Friday, July 15, 2005

In Re Michael Lowe (Cal. Ct. App. - July 8, 2005)

Michael Lowe has been in prison for 20 years after pleading guilty to second degree murder for shooting his homosexual lover in his sleep. Lowe is now 55 years old. He has no prior criminal record, and at his parole hearing, the district attorney's office has no objecting to granting parole, and states that they do not believe that Lowe is a threat "to his country or the People of the State of California." The Board of Prisons grants Lowe parole. And Governor Davis -- and, I know, this will come as a total surprise -- reverses this decision. 'Cause God forbid anyone -- anyone -- ever convicted of murder should ever get parole. Right, Gray? Why take even the slightest risk of a political hit just because someone's rotting in prison and everyone concedes that he's already paid his debt to society. Nah. Let 'em rot some more.

Anyway, Lowe files a habeas petition, and it's granted by Judge Hastings in Santa Clara. But the appeal goes to the exact same panel (about which I've posted here) whose willingness to affirm parole denials is evident. And the panel doesn't disappoint: in this case, they indeed reverse the grant of parole.

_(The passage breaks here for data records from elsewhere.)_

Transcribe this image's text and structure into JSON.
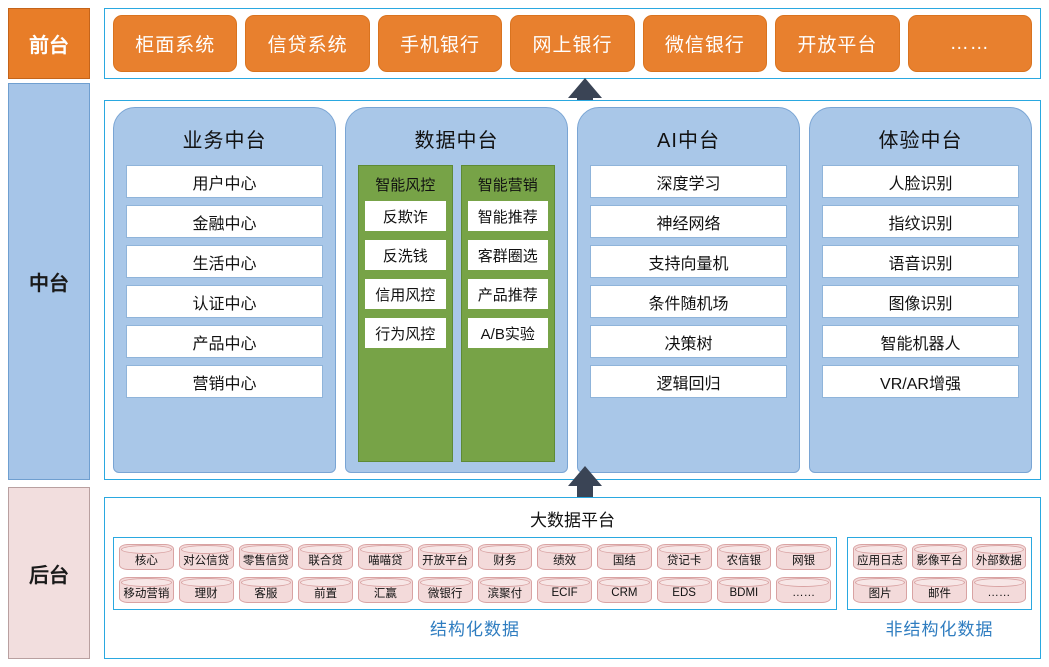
{
  "rail": {
    "front": "前台",
    "middle": "中台",
    "back": "后台"
  },
  "front_office": {
    "tiles": [
      "柜面系统",
      "信贷系统",
      "手机银行",
      "网上银行",
      "微信银行",
      "开放平台",
      "……"
    ]
  },
  "middle_platform": {
    "columns": [
      {
        "title": "业务中台",
        "items": [
          "用户中心",
          "金融中心",
          "生活中心",
          "认证中心",
          "产品中心",
          "营销中心"
        ]
      },
      {
        "title": "数据中台",
        "groups": [
          {
            "title": "智能风控",
            "items": [
              "反欺诈",
              "反洗钱",
              "信用风控",
              "行为风控"
            ]
          },
          {
            "title": "智能营销",
            "items": [
              "智能推荐",
              "客群圈选",
              "产品推荐",
              "A/B实验"
            ]
          }
        ]
      },
      {
        "title": "AI中台",
        "items": [
          "深度学习",
          "神经网络",
          "支持向量机",
          "条件随机场",
          "决策树",
          "逻辑回归"
        ]
      },
      {
        "title": "体验中台",
        "items": [
          "人脸识别",
          "指纹识别",
          "语音识别",
          "图像识别",
          "智能机器人",
          "VR/AR增强"
        ]
      }
    ]
  },
  "back_office": {
    "title": "大数据平台",
    "structured": {
      "label": "结构化数据",
      "row1": [
        "核心",
        "对公信贷",
        "零售信贷",
        "联合贷",
        "喵喵贷",
        "开放平台",
        "财务",
        "绩效",
        "国结",
        "贷记卡",
        "农信银",
        "网银"
      ],
      "row2": [
        "移动营销",
        "理财",
        "客服",
        "前置",
        "汇赢",
        "微银行",
        "滨聚付",
        "ECIF",
        "CRM",
        "EDS",
        "BDMI",
        "……"
      ]
    },
    "unstructured": {
      "label": "非结构化数据",
      "row1": [
        "应用日志",
        "影像平台",
        "外部数据"
      ],
      "row2": [
        "图片",
        "邮件",
        "……"
      ]
    }
  },
  "colors": {
    "front_orange": "#e8802e",
    "mid_blue": "#a9c7e8",
    "back_pink": "#f2dede",
    "green": "#77a347",
    "border_cyan": "#2aa8e0",
    "label_blue": "#2f7dc0",
    "arrow": "#3a4455"
  }
}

So Lowe gets to say in prison.

At least the panel's consistent. Whether it's a discovery order or on the merits, in a case from one judge or a different one, they're not going to let you out. But rest assured, it's not results-oriented. That's just the way the law reads. Consistently. Right?